What to do: With images excluded, write out each entry below exactly as given.

Available data:
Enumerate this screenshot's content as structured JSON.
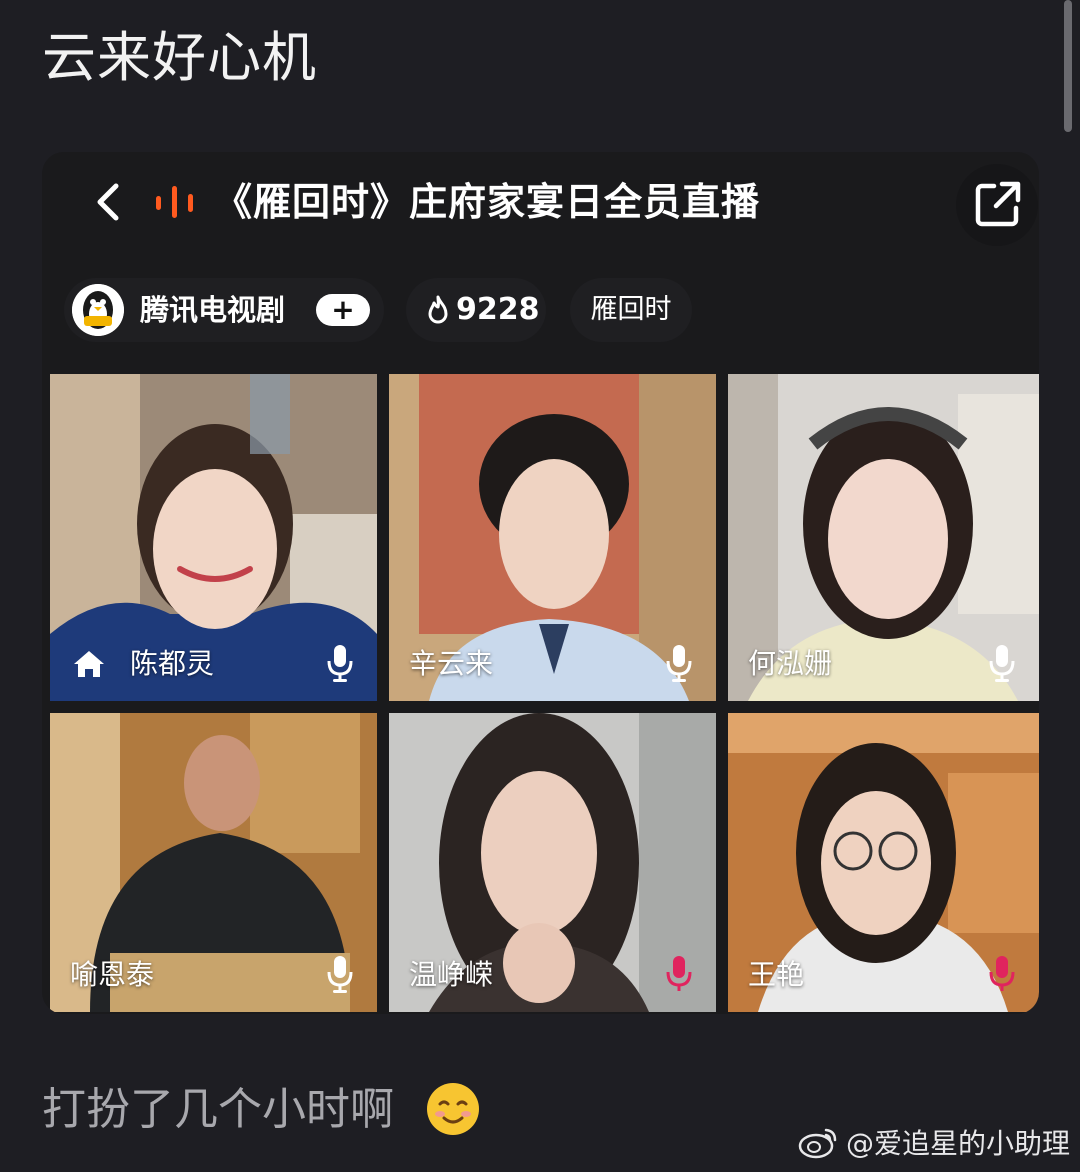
{
  "post": {
    "title": "云来好心机",
    "caption": "打扮了几个小时啊",
    "caption_emoji": "smiling-face-emoji",
    "watermark": "@爱追星的小助理",
    "watermark_icon": "weibo-icon"
  },
  "live": {
    "title": "《雁回时》庄府家宴日全员直播",
    "back_icon": "chevron-left-icon",
    "live_indicator_icon": "live-bars-icon",
    "share_icon": "share-external-icon",
    "accent_color": "#ff5a1f",
    "channel": {
      "name": "腾讯电视剧",
      "follow_label": "+",
      "avatar_icon": "penguin-avatar"
    },
    "heat": {
      "icon": "flame-icon",
      "value": "9228"
    },
    "tag": "雁回时"
  },
  "participants": [
    {
      "name": "陈都灵",
      "host": true,
      "mic": "on"
    },
    {
      "name": "辛云来",
      "host": false,
      "mic": "on"
    },
    {
      "name": "何泓姗",
      "host": false,
      "mic": "on"
    },
    {
      "name": "喻恩泰",
      "host": false,
      "mic": "on"
    },
    {
      "name": "温峥嵘",
      "host": false,
      "mic": "muted"
    },
    {
      "name": "王艳",
      "host": false,
      "mic": "muted"
    }
  ]
}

Response to this task:
Enumerate this screenshot's content as structured JSON.
{
  "post": {
    "title": "云来好心机",
    "caption": "打扮了几个小时啊",
    "caption_emoji": "smiling-face-emoji",
    "watermark": "@爱追星的小助理",
    "watermark_icon": "weibo-icon"
  },
  "live": {
    "title": "《雁回时》庄府家宴日全员直播",
    "back_icon": "chevron-left-icon",
    "live_indicator_icon": "live-bars-icon",
    "share_icon": "share-external-icon",
    "accent_color": "#ff5a1f",
    "channel": {
      "name": "腾讯电视剧",
      "follow_label": "+",
      "avatar_icon": "penguin-avatar"
    },
    "heat": {
      "icon": "flame-icon",
      "value": "9228"
    },
    "tag": "雁回时"
  },
  "participants": [
    {
      "name": "陈都灵",
      "host": true,
      "mic": "on"
    },
    {
      "name": "辛云来",
      "host": false,
      "mic": "on"
    },
    {
      "name": "何泓姗",
      "host": false,
      "mic": "on"
    },
    {
      "name": "喻恩泰",
      "host": false,
      "mic": "on"
    },
    {
      "name": "温峥嵘",
      "host": false,
      "mic": "muted"
    },
    {
      "name": "王艳",
      "host": false,
      "mic": "muted"
    }
  ]
}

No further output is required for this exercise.